Assignment = Copy every line of the records below where the word "name" occurs.

Dataset extract =
= = = =
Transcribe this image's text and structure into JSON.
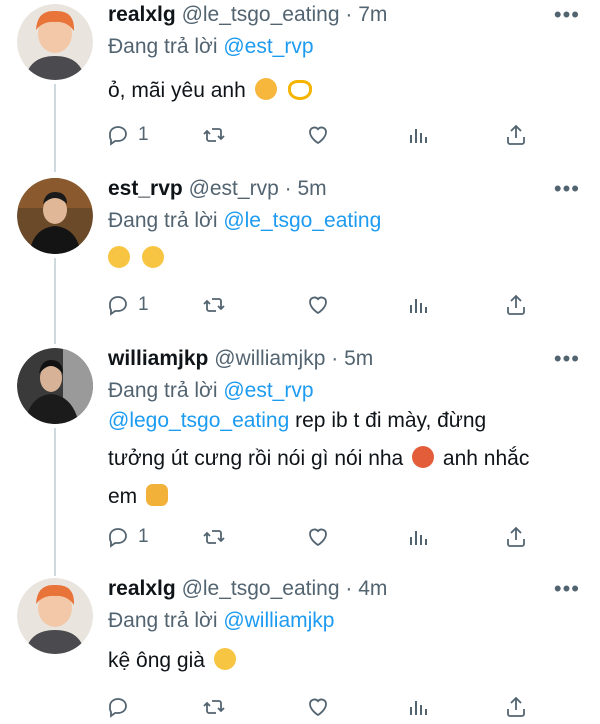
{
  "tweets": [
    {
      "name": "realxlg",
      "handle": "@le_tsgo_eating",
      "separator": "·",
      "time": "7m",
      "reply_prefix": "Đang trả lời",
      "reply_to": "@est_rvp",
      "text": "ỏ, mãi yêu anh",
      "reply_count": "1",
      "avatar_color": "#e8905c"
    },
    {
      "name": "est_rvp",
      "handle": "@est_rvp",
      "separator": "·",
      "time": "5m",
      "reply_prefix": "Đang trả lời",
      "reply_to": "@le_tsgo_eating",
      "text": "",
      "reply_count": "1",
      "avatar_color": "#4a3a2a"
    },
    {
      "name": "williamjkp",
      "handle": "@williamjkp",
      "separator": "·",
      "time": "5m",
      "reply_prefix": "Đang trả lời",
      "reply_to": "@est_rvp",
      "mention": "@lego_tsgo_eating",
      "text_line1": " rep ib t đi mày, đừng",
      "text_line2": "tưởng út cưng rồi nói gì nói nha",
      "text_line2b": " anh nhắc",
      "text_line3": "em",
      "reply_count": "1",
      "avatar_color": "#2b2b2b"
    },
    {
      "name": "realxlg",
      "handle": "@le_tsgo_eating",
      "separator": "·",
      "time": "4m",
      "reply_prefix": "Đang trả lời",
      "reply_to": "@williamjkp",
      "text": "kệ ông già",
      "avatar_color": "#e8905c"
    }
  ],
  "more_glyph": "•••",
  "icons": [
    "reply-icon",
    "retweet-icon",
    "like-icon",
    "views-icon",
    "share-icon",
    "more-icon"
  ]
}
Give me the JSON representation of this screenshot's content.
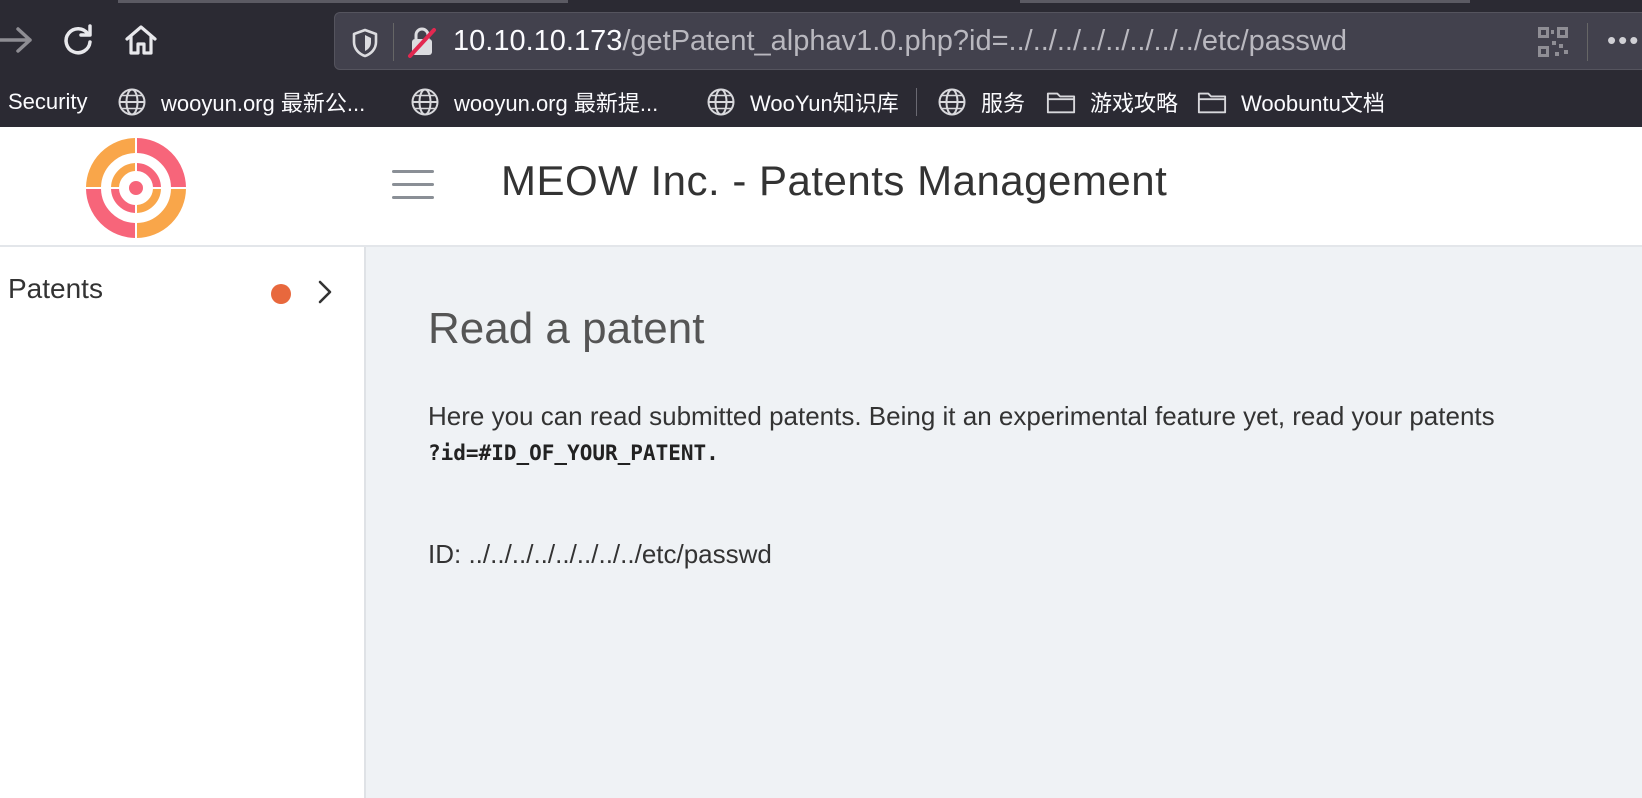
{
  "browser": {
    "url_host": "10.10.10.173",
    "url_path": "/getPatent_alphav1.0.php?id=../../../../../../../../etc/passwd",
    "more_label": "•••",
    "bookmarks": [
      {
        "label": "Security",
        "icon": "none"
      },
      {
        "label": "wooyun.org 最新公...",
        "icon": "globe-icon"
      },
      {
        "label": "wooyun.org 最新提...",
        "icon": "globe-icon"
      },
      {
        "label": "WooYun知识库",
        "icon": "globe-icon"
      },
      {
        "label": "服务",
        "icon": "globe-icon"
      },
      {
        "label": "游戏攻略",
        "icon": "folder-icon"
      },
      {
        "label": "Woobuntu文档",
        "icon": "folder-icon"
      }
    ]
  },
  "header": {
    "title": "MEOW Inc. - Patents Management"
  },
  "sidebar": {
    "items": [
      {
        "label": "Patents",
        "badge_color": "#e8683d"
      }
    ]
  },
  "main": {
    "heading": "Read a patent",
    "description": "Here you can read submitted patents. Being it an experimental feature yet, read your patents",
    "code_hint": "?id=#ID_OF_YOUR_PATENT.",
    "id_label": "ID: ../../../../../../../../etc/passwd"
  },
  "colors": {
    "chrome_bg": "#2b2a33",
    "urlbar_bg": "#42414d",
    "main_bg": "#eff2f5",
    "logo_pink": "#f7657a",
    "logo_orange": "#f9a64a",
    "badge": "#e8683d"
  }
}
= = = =
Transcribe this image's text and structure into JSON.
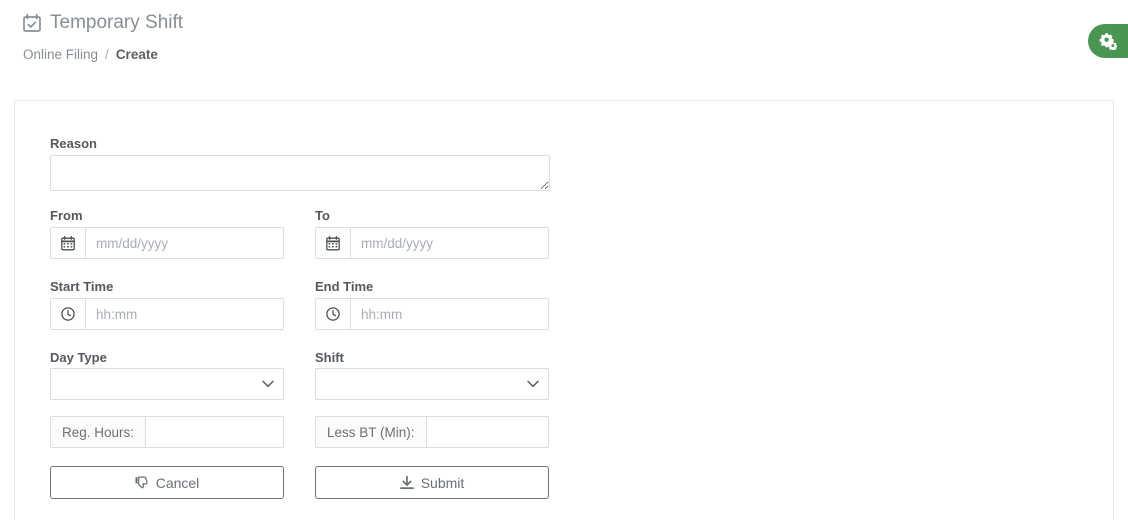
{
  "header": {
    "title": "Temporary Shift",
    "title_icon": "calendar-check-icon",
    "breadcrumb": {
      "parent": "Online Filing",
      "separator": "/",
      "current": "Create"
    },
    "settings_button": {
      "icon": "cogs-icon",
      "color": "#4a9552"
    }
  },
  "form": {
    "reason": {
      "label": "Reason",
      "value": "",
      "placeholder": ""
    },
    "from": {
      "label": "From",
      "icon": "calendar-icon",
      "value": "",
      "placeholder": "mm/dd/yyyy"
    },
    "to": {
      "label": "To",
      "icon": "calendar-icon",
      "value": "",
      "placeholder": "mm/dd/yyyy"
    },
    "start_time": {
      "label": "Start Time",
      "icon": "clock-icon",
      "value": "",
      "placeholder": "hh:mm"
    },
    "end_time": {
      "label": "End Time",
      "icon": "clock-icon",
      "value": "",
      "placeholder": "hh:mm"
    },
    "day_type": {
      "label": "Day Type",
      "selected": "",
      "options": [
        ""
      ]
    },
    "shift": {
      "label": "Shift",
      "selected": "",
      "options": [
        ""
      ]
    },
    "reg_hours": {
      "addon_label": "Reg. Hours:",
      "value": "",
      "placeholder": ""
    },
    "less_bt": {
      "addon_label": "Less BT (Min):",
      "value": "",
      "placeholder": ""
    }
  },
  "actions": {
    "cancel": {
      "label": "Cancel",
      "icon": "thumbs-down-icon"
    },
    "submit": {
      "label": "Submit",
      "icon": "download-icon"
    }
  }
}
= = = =
Written answer =
      "name": "realxlg",
      "name": "est_rvp",
      "name": "williamjkp",
      "name": "realxlg",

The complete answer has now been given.